Task to carry out:
Return every line of the data exactly as it stands.

Input records:

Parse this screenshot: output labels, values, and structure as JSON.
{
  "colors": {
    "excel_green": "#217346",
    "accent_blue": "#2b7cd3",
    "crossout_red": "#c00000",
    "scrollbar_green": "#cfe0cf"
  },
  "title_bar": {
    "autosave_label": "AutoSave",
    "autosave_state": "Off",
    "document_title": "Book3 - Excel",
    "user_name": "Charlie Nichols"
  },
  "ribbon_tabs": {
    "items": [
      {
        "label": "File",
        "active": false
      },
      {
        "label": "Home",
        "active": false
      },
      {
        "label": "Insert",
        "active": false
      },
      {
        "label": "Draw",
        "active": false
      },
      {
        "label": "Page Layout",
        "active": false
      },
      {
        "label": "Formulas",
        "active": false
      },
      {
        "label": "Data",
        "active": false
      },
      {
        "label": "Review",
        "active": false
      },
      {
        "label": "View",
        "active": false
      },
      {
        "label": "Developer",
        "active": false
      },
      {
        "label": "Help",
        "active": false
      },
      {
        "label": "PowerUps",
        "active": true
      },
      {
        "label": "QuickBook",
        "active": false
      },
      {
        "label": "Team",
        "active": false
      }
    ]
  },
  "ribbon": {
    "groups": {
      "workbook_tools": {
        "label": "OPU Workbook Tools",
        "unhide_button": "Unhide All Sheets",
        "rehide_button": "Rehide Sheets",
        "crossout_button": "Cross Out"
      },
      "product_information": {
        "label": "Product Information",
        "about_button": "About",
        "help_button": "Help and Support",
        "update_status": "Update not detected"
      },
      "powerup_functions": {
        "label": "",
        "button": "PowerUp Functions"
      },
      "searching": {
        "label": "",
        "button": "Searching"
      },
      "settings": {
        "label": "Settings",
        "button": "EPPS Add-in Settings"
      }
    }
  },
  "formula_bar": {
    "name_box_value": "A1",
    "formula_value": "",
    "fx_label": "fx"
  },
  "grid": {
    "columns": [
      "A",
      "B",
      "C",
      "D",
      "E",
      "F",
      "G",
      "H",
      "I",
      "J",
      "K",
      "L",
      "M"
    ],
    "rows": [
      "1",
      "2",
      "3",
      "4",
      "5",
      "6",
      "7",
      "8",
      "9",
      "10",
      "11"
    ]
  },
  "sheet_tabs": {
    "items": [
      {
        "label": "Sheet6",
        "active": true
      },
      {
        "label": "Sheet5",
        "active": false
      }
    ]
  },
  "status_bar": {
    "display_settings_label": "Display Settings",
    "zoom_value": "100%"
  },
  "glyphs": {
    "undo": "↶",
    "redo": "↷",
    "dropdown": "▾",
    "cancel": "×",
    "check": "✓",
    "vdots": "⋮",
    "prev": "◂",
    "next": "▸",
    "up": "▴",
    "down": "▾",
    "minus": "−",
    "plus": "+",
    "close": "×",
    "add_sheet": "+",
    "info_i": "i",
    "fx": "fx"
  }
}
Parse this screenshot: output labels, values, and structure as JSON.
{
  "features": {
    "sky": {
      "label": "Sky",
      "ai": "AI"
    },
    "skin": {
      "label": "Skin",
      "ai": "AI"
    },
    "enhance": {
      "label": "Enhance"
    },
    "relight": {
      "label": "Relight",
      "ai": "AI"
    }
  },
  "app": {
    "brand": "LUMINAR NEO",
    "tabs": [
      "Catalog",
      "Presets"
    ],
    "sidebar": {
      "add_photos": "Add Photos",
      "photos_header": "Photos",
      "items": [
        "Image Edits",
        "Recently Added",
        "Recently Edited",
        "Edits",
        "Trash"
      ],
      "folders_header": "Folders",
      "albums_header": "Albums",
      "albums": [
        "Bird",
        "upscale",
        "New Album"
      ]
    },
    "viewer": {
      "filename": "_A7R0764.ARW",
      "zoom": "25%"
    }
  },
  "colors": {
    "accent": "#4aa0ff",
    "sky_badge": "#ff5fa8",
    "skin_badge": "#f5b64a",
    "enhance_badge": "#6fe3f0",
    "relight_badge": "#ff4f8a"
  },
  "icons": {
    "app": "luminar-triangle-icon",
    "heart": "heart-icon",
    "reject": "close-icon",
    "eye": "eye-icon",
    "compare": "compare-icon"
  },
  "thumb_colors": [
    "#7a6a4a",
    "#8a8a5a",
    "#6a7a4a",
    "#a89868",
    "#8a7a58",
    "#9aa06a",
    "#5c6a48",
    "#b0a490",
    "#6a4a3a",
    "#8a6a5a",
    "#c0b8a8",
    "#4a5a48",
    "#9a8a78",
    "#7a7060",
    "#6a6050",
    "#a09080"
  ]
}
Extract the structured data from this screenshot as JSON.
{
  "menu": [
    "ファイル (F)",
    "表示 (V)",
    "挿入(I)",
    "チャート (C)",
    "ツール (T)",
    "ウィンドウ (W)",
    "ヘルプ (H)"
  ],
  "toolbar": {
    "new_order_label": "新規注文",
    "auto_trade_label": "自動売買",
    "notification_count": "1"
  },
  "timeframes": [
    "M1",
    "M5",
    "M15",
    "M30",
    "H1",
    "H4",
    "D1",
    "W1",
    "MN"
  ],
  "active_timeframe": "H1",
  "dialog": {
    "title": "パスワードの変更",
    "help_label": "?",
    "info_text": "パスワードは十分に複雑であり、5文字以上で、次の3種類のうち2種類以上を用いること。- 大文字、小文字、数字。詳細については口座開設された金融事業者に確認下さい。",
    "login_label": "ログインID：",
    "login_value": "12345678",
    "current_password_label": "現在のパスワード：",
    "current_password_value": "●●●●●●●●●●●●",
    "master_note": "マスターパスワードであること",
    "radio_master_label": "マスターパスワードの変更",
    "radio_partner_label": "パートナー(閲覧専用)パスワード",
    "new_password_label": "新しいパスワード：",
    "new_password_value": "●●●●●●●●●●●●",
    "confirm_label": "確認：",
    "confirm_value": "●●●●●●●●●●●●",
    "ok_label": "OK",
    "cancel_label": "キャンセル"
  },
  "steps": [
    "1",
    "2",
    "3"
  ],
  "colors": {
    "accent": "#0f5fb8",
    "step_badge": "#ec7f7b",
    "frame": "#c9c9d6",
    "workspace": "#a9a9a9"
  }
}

Response to the exercise:
Parse this screenshot: output labels, values, and structure as JSON.
{
  "colors": {
    "excel_green": "#217346",
    "accent_blue": "#2b7cd3",
    "crossout_red": "#c00000",
    "scrollbar_green": "#cfe0cf"
  },
  "title_bar": {
    "autosave_label": "AutoSave",
    "autosave_state": "Off",
    "document_title": "Book3 - Excel",
    "user_name": "Charlie Nichols"
  },
  "ribbon_tabs": {
    "items": [
      {
        "label": "File",
        "active": false
      },
      {
        "label": "Home",
        "active": false
      },
      {
        "label": "Insert",
        "active": false
      },
      {
        "label": "Draw",
        "active": false
      },
      {
        "label": "Page Layout",
        "active": false
      },
      {
        "label": "Formulas",
        "active": false
      },
      {
        "label": "Data",
        "active": false
      },
      {
        "label": "Review",
        "active": false
      },
      {
        "label": "View",
        "active": false
      },
      {
        "label": "Developer",
        "active": false
      },
      {
        "label": "Help",
        "active": false
      },
      {
        "label": "PowerUps",
        "active": true
      },
      {
        "label": "QuickBook",
        "active": false
      },
      {
        "label": "Team",
        "active": false
      }
    ]
  },
  "ribbon": {
    "groups": {
      "workbook_tools": {
        "label": "OPU Workbook Tools",
        "unhide_button": "Unhide All Sheets",
        "rehide_button": "Rehide Sheets",
        "crossout_button": "Cross Out"
      },
      "product_information": {
        "label": "Product Information",
        "about_button": "About",
        "help_button": "Help and Support",
        "update_status": "Update not detected"
      },
      "powerup_functions": {
        "label": "",
        "button": "PowerUp Functions"
      },
      "searching": {
        "label": "",
        "button": "Searching"
      },
      "settings": {
        "label": "Settings",
        "button": "EPPS Add-in Settings"
      }
    }
  },
  "formula_bar": {
    "name_box_value": "A1",
    "formula_value": "",
    "fx_label": "fx"
  },
  "grid": {
    "columns": [
      "A",
      "B",
      "C",
      "D",
      "E",
      "F",
      "G",
      "H",
      "I",
      "J",
      "K",
      "L",
      "M"
    ],
    "rows": [
      "1",
      "2",
      "3",
      "4",
      "5",
      "6",
      "7",
      "8",
      "9",
      "10",
      "11"
    ]
  },
  "sheet_tabs": {
    "items": [
      {
        "label": "Sheet6",
        "active": true
      },
      {
        "label": "Sheet5",
        "active": false
      }
    ]
  },
  "status_bar": {
    "display_settings_label": "Display Settings",
    "zoom_value": "100%"
  },
  "glyphs": {
    "undo": "↶",
    "redo": "↷",
    "dropdown": "▾",
    "cancel": "×",
    "check": "✓",
    "vdots": "⋮",
    "prev": "◂",
    "next": "▸",
    "up": "▴",
    "down": "▾",
    "minus": "−",
    "plus": "+",
    "close": "×",
    "add_sheet": "+",
    "info_i": "i",
    "fx": "fx"
  }
}
Parse this screenshot: output labels, values, and structure as JSON.
{
  "features": {
    "sky": {
      "label": "Sky",
      "ai": "AI"
    },
    "skin": {
      "label": "Skin",
      "ai": "AI"
    },
    "enhance": {
      "label": "Enhance"
    },
    "relight": {
      "label": "Relight",
      "ai": "AI"
    }
  },
  "app": {
    "brand": "LUMINAR NEO",
    "tabs": [
      "Catalog",
      "Presets"
    ],
    "sidebar": {
      "add_photos": "Add Photos",
      "photos_header": "Photos",
      "items": [
        "Image Edits",
        "Recently Added",
        "Recently Edited",
        "Edits",
        "Trash"
      ],
      "folders_header": "Folders",
      "albums_header": "Albums",
      "albums": [
        "Bird",
        "upscale",
        "New Album"
      ]
    },
    "viewer": {
      "filename": "_A7R0764.ARW",
      "zoom": "25%"
    }
  },
  "colors": {
    "accent": "#4aa0ff",
    "sky_badge": "#ff5fa8",
    "skin_badge": "#f5b64a",
    "enhance_badge": "#6fe3f0",
    "relight_badge": "#ff4f8a"
  },
  "icons": {
    "app": "luminar-triangle-icon",
    "heart": "heart-icon",
    "reject": "close-icon",
    "eye": "eye-icon",
    "compare": "compare-icon"
  },
  "thumb_colors": [
    "#7a6a4a",
    "#8a8a5a",
    "#6a7a4a",
    "#a89868",
    "#8a7a58",
    "#9aa06a",
    "#5c6a48",
    "#b0a490",
    "#6a4a3a",
    "#8a6a5a",
    "#c0b8a8",
    "#4a5a48",
    "#9a8a78",
    "#7a7060",
    "#6a6050",
    "#a09080"
  ]
}
Extract the structured data from this screenshot as JSON.
{
  "menu": [
    "ファイル (F)",
    "表示 (V)",
    "挿入(I)",
    "チャート (C)",
    "ツール (T)",
    "ウィンドウ (W)",
    "ヘルプ (H)"
  ],
  "toolbar": {
    "new_order_label": "新規注文",
    "auto_trade_label": "自動売買",
    "notification_count": "1"
  },
  "timeframes": [
    "M1",
    "M5",
    "M15",
    "M30",
    "H1",
    "H4",
    "D1",
    "W1",
    "MN"
  ],
  "active_timeframe": "H1",
  "dialog": {
    "title": "パスワードの変更",
    "help_label": "?",
    "info_text": "パスワードは十分に複雑であり、5文字以上で、次の3種類のうち2種類以上を用いること。- 大文字、小文字、数字。詳細については口座開設された金融事業者に確認下さい。",
    "login_label": "ログインID：",
    "login_value": "12345678",
    "current_password_label": "現在のパスワード：",
    "current_password_value": "●●●●●●●●●●●●",
    "master_note": "マスターパスワードであること",
    "radio_master_label": "マスターパスワードの変更",
    "radio_partner_label": "パートナー(閲覧専用)パスワード",
    "new_password_label": "新しいパスワード：",
    "new_password_value": "●●●●●●●●●●●●",
    "confirm_label": "確認：",
    "confirm_value": "●●●●●●●●●●●●",
    "ok_label": "OK",
    "cancel_label": "キャンセル"
  },
  "steps": [
    "1",
    "2",
    "3"
  ],
  "colors": {
    "accent": "#0f5fb8",
    "step_badge": "#ec7f7b",
    "frame": "#c9c9d6",
    "workspace": "#a9a9a9"
  }
}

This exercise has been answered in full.